Care transitions are part of the whole

The Mayo HaH model focuses on care transitions. An eligible patient is enrolled in the HaH program, usually out of the emergency department, for a period of 30 days. During the first 6 or 7 days, they are cared for in a hospital room that has been set up at their home, equipped with a hospital bed, an IV stand, remote monitoring equipment and a audiovisual conference facility. After that, they are still watched, but less closely. Mayo’s healthcare team educates the patient about their condition, makes sure they receive their medication, and makes an appointment with their attending physician.

The care team also contacts the community doctor, informs him of the hospitalization and asks him what that doctor needs, says Maniaci. Mayo will provide surveillance data and computer analysis to the doctor if he wishes.

This all adds up to extra work for doctors who previously might not have known their patient was hospitalized until they came to the office. But Maniaci sees it as a big improvement over current hospital transfers that end when the patient leaves the building. Plus, he notes, Mayo does all the bridging work, so the primary care doctor doesn’t have to.

“We’re making the transition and making the primary care provider an active partner to the extent they want,” he says.

Ken Terry is a health journalist and author. His latest book is “Physician-Led Health Care Reform: A New Approach to Medicare for All”.

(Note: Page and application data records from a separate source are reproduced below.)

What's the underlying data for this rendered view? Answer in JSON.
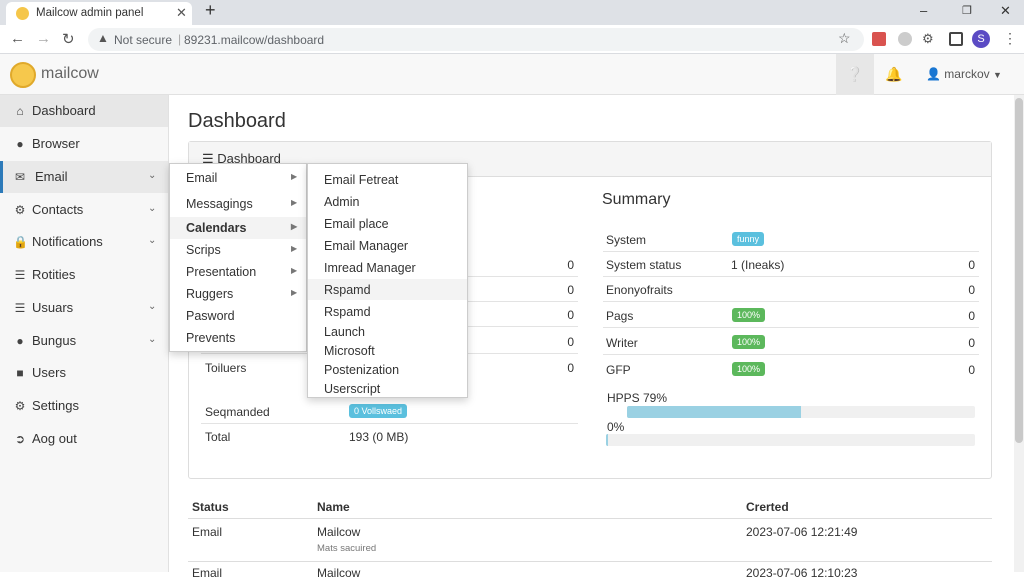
{
  "browser": {
    "tab_title": "Mailcow admin panel",
    "tab_close": "✕",
    "new_tab": "+",
    "security_label": "Not secure",
    "url": "89231.mailcow/dashboard",
    "profile_initial": "S",
    "colors": {
      "profile": "#5b4bc4"
    }
  },
  "app": {
    "brand": "mailcow",
    "user": "marckov",
    "colors": {
      "active_border": "#2d7ab9",
      "badge_info": "#5bc0de",
      "badge_green": "#5cb85c"
    }
  },
  "sidebar": {
    "items": [
      {
        "label": "Dashboard",
        "icon": "home-icon"
      },
      {
        "label": "Browser",
        "icon": "users-icon"
      },
      {
        "label": "Email",
        "icon": "envelope-icon"
      },
      {
        "label": "Contacts",
        "icon": "gear-icon"
      },
      {
        "label": "Notifications",
        "icon": "lock-icon"
      },
      {
        "label": "Rotities",
        "icon": "database-icon"
      },
      {
        "label": "Usuars",
        "icon": "list-icon"
      },
      {
        "label": "Bungus",
        "icon": "users-icon"
      },
      {
        "label": "Users",
        "icon": "file-icon"
      },
      {
        "label": "Settings",
        "icon": "gear-icon"
      },
      {
        "label": "Aog out",
        "icon": "sign-out-icon"
      }
    ]
  },
  "main": {
    "title": "Dashboard",
    "panel_heading": "Dashboard",
    "summary_title": "Summary",
    "summary_rows": [
      {
        "key": "System",
        "badge": "funny"
      },
      {
        "key": "System status",
        "value": "1 (Ineaks)",
        "num": "0"
      },
      {
        "key": "Enonyofraits",
        "num": "0"
      },
      {
        "key": "Pags",
        "badge": "100%",
        "num": "0"
      },
      {
        "key": "Writer",
        "badge": "100%",
        "num": "0"
      },
      {
        "key": "GFP",
        "badge": "100%",
        "num": "0"
      }
    ],
    "hpps_label": "HPPS 79%",
    "hpps_progress": 0.5,
    "zero_label": "0%",
    "zero_progress": 0.0,
    "left_rows": [
      {
        "num": "0"
      },
      {
        "num": "0"
      },
      {
        "num": "0"
      },
      {
        "num": "0"
      }
    ],
    "toiluers_label": "Toiluers",
    "toiluers_num": "0",
    "seqmanded_label": "Seqmanded",
    "seqmanded_badge": "0 Vollswaed",
    "total_label": "Total",
    "total_value": "193 (0 MB)"
  },
  "table": {
    "headers": [
      "Status",
      "Name",
      "Crerted"
    ],
    "rows": [
      {
        "status": "Email",
        "name": "Mailcow",
        "sub": "Mats sacuired",
        "created": "2023-07-06 12:21:49"
      },
      {
        "status": "Email",
        "name": "Mailcow",
        "created": "2023-07-06 12:10:23"
      }
    ]
  },
  "menu1": {
    "items": [
      {
        "label": "Email",
        "arrow": "▶"
      },
      {
        "label": "Messagings",
        "arrow": "▶"
      },
      {
        "label": "Calendars",
        "arrow": "▶"
      },
      {
        "label": "Scrips",
        "arrow": "▶"
      },
      {
        "label": "Presentation",
        "arrow": "▶"
      },
      {
        "label": "Ruggers",
        "arrow": "▶"
      },
      {
        "label": "Pasword"
      },
      {
        "label": "Prevents"
      }
    ]
  },
  "menu2": {
    "items": [
      "Email Fetreat",
      "Admin",
      "Email place",
      "Email Manager",
      "Imread Manager",
      "Rspamd",
      "Rspamd",
      "Launch",
      "Microsoft",
      "Postenization",
      "Userscript"
    ]
  }
}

For more news, follow Medscape on Facebook, Twitter, Instagram and YouTube.


Leave A Reply

Your email address will not be published.